Vista raises $700 mln for third credit fund; Hercules founder pleads guilty; AIC responds to negative PE attacks

We finally have some sort of response to the attacks against private equity.

The American Investment Council, the PE industry’s biggest lobbying group, is launching a website and an advertising campaign to educate Americans about the good private equity has done for the nation. This includes creating jobs, driving economic growth and supporting local communities. There’s also a new report prepared by EY for the AIC that highlights the positive impact that private equity has on the U.S. economy.
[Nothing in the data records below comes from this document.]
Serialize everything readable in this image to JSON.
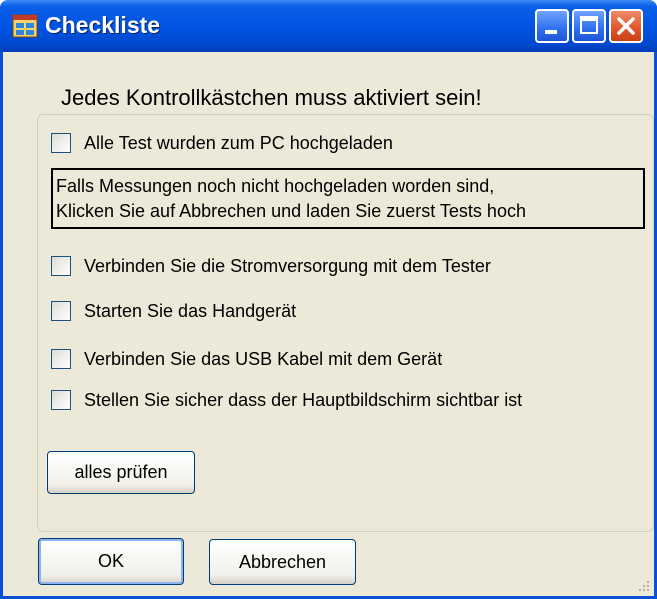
{
  "window": {
    "title": "Checkliste"
  },
  "header": "Jedes Kontrollkästchen muss aktiviert sein!",
  "checklist": [
    {
      "label": "Alle Test wurden zum PC hochgeladen",
      "checked": false
    },
    {
      "label": "Verbinden Sie die Stromversorgung mit dem Tester",
      "checked": false
    },
    {
      "label": "Starten Sie das Handgerät",
      "checked": false
    },
    {
      "label": "Verbinden Sie das USB Kabel mit dem Gerät",
      "checked": false
    },
    {
      "label": "Stellen Sie sicher dass der Hauptbildschirm sichtbar ist",
      "checked": false
    }
  ],
  "note": {
    "line1": "Falls Messungen noch nicht hochgeladen worden sind,",
    "line2": "Klicken Sie auf Abbrechen und laden Sie zuerst Tests hoch"
  },
  "buttons": {
    "check_all": "alles prüfen",
    "ok": "OK",
    "cancel": "Abbrechen"
  },
  "colors": {
    "titlebar": "#0054e3",
    "window_bg": "#ece9d8",
    "close_button": "#e0552a"
  },
  "icons": [
    "app-icon",
    "minimize-icon",
    "maximize-icon",
    "close-icon",
    "resize-grip-icon"
  ]
}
According to the report, the U.S. private equity sector directly employed 8.8 million workers in 2018, who earned $600 billion in wages and benefits. The average U.S. PE worker earned about $71,000 in wages and benefits in 2018, or about $36 an hour. The U.S. PE sector directly generated $1.1 trillion of value added — which measures a sector’s or industry’s contribution to the production of final goods and services produced in the U.S. or U.S. GDP — or about 5 percent of the nation’s estimated $20.5 trillion in GDP last year.
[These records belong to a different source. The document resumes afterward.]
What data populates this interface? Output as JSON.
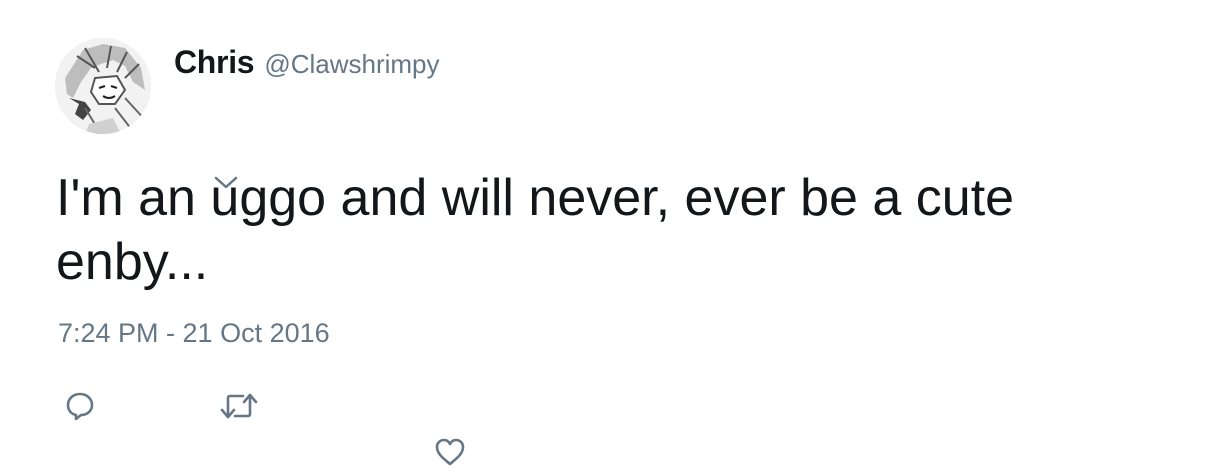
{
  "tweet": {
    "author": {
      "display_name": "Chris",
      "handle": "@Clawshrimpy"
    },
    "text": "I'm an uggo and will never, ever be a cute enby...",
    "timestamp": "7:24 PM - 21 Oct 2016"
  },
  "actions": {
    "reply_icon": "reply-icon",
    "retweet_icon": "retweet-icon",
    "like_icon": "heart-icon",
    "menu_icon": "chevron-down-icon"
  },
  "colors": {
    "text": "#14171a",
    "secondary": "#657786"
  }
}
I’m happy the AIC has stepped up to the challenge and come up with some sort of strategy to counter the negative attacks. But is this enough? The Toys ‘R’ Us debacle is still fresh in people’s minds. Then, there’s Sen. Elizabeth Warren and her plan to “regulate private equity,” as well as other investigations of PE’s role in for-profit education, prison services and surprise billing. I’m really hoping there’s more. Hubsters, what do you think? What more should the PE industry do? Email me your thoughts at

We also have an update on the college admission scandal. Manuel Henriquez, founder of venture debt shop Hercules Capital, will plead guilty for his involvement in the “varsity blues” college admissions scandal, Rebecca Szkutak is reporting.
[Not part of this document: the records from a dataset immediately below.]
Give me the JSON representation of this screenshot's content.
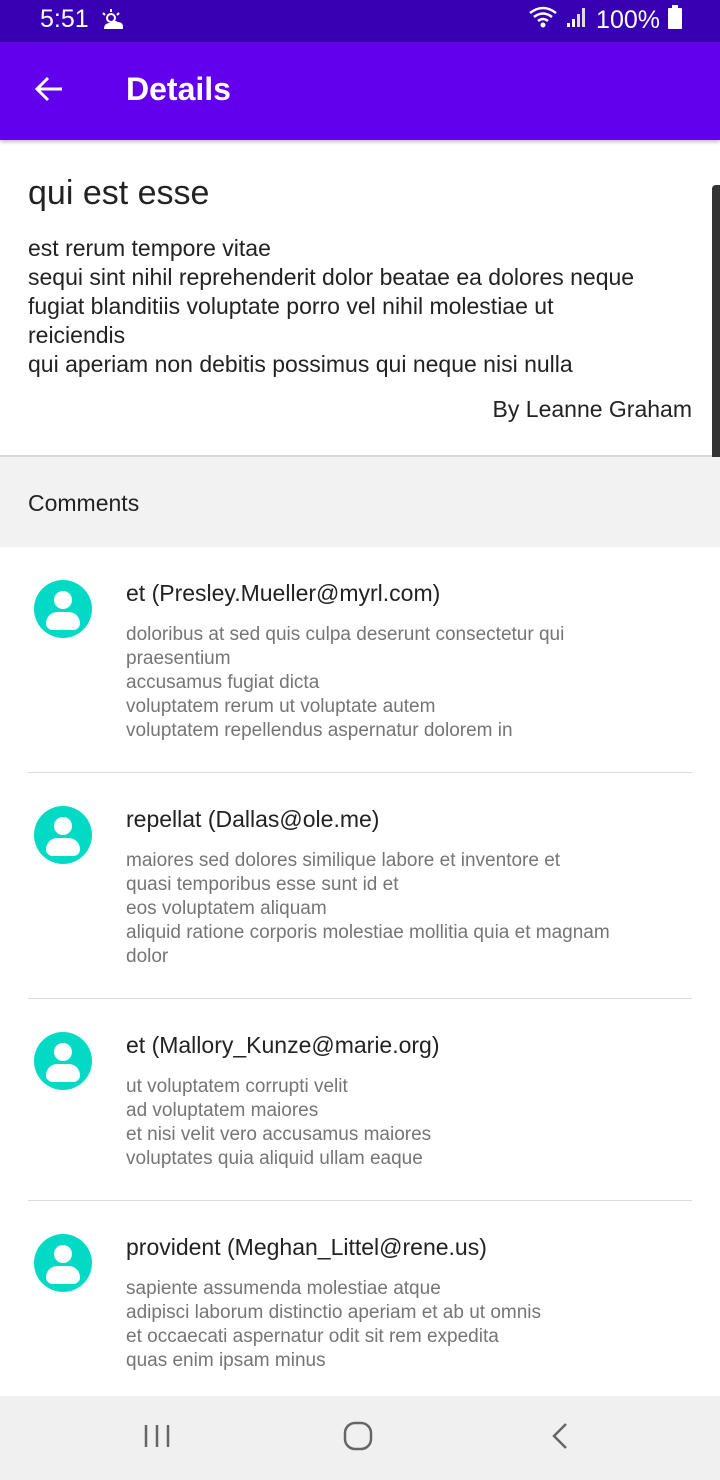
{
  "status_bar": {
    "time": "5:51",
    "battery_text": "100%",
    "weather_icon": "partly-cloudy-icon",
    "wifi_icon": "wifi-icon",
    "signal_icon": "signal-icon",
    "battery_icon": "battery-icon"
  },
  "app_bar": {
    "title": "Details",
    "back_icon": "arrow-back-icon",
    "color": "#6200ee"
  },
  "post": {
    "title": "qui est esse",
    "body": "est rerum tempore vitae\nsequi sint nihil reprehenderit dolor beatae ea dolores neque\nfugiat blanditiis voluptate porro vel nihil molestiae ut\nreiciendis\nqui aperiam non debitis possimus qui neque nisi nulla",
    "author": "By Leanne Graham"
  },
  "comments": {
    "header": "Comments",
    "avatar_color": "#03dac5",
    "items": [
      {
        "name": "et (Presley.Mueller@myrl.com)",
        "body": "doloribus at sed quis culpa deserunt consectetur qui\npraesentium\naccusamus fugiat dicta\nvoluptatem rerum ut voluptate autem\nvoluptatem repellendus aspernatur dolorem in"
      },
      {
        "name": "repellat (Dallas@ole.me)",
        "body": "maiores sed dolores similique labore et inventore et\nquasi temporibus esse sunt id et\neos voluptatem aliquam\naliquid ratione corporis molestiae mollitia quia et magnam\ndolor"
      },
      {
        "name": "et (Mallory_Kunze@marie.org)",
        "body": "ut voluptatem corrupti velit\nad voluptatem maiores\net nisi velit vero accusamus maiores\nvoluptates quia aliquid ullam eaque"
      },
      {
        "name": "provident (Meghan_Littel@rene.us)",
        "body": "sapiente assumenda molestiae atque\nadipisci laborum distinctio aperiam et ab ut omnis\net occaecati aspernatur odit sit rem expedita\nquas enim ipsam minus"
      }
    ]
  },
  "nav_bar": {
    "recents_icon": "recents-icon",
    "home_icon": "home-icon",
    "back_icon": "nav-back-icon"
  }
}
FundsPeter Thiel’s venture capital firm is raising $3 billion for two funds, including its first dedicated pool for late stage companies, the Wall Street Journal reported.

TPG Sixth Street Partners said its first Capital Solutions fund closed on about $2.2 billion of total third-party commitments. Capital Solutions makes non-control investments in growth-oriented companies. Read our brief here.